I recently was talking with a prominent developer in the Microsoft community as they were creating a new version of their website. They had used a code generator to create most of the code on the new site which I thought was cool, but I immediately wanted to know how much functionality was included. As I talk with other MVP's as well as Regional Directors, it seems that I am in the distinct minority. wildermuth.com is written almsot completely as custom ASP.NET code. Sure I used some components and started with someone else's HTML template, but most of the code is still C# to do much of the heavy lifting. Most of the people I talk with use community use pre-packaged systems to host their sites (including Community Server, DASBlog, etc.).

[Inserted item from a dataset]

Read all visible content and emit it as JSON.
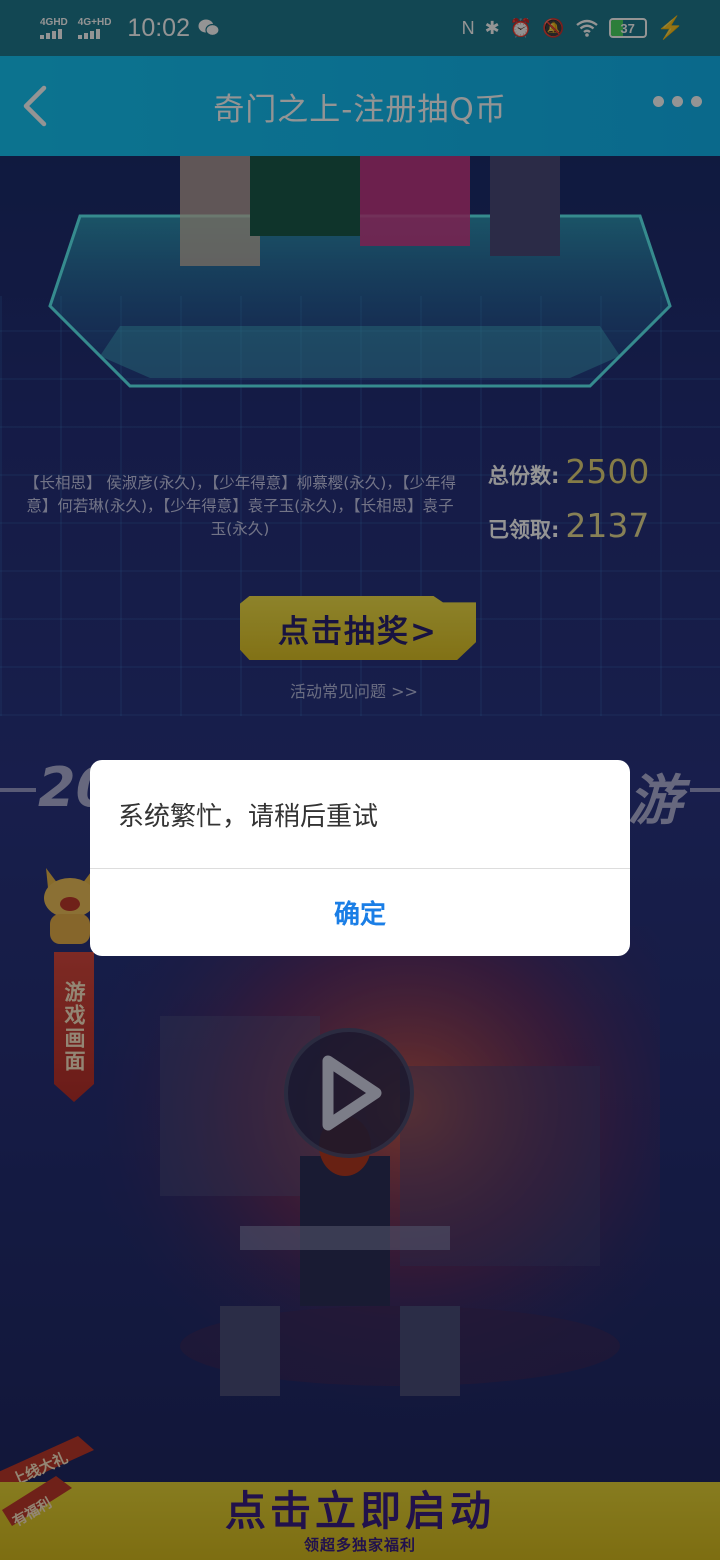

Why do I keep all that custom code? Mostly to allow me to try out new web techniques. I am facinated by CSS and like to learn how different sites do what they do. I also like to add new technologies as I can (e.g. Silverlight, LLBGenPro) as I learn them.
So what is interesting about wildermuth.com? Like most web sites, wildermuth.com is backed with a database. I store each rant, talk, code example (et al.) in a database. Much of this content is old. My first Rant was created back five years ago. Then the site was ASP and the database was a local Access database, and the website name was even different (comguru.com but I abandoned that name years ago...I was never really a COM Guru, more like a persistent hack but that's a story for another day). Here's what an early version of wildermuth.com looked like (via archive.org...some images are missing):
It was pretty ghastly back then. Originally I had these secretly named pages to edit the data-driven items. I've always hated using Access or SQL Server tools to maintain the data. I always thought it was better to have a web-driven administration so I could write blog entries anywhere. That's what wildermuth.com is hiding. For example, here is a typical story as you the reader sees it (click for a full resolution version):
Here is the same story as I see it as an Administrator of the site (note the red arrows):
Originally, clicking on edit would edit the items inline but I found this cumbersome and buggy so I simplified when I rewrote the site earlier this year to simply take me to pages to edit the items:
I am cheating a little using the FreeTextBox (a great free tool if anyone is interested). I think this is the approach that most sites that are data driven. Give up your iSQL and SQL Management Studio and take some extra time to allow you to edit your site on your site. It introduces some interesting opportunities to learn.
In the next part of this series, i'll delve into how I handle RSS on my site...
|Building a Web App with ASP.NET Core, MVC6, EF Core and AngularJS (New)|
|Building a Web App with ASP.NET5, MVC6, EF7, and AngularJS (Retired)|
|Best Practices in ASP.NET: Entities, Validation, and View Models|
|Front-End Web Development Quick Start|
|Lessons from Real World .NET Code Reviews|
|Node.js for .NET Developers|
|Implementing ASP.NET Web API|
|Application Name||WilderBlog||Environment Name||Production|
|Application Ver||22.214.171.124||Runtime Framework||.NETCoreApp,Version=v1.1|
|App Path||D:\home\site\wwwroot||Runtime Version||.NET Core 4.6.24628.01|
|Operating System||Microsoft Windows 6.2.9200||Runtime Arch||X86|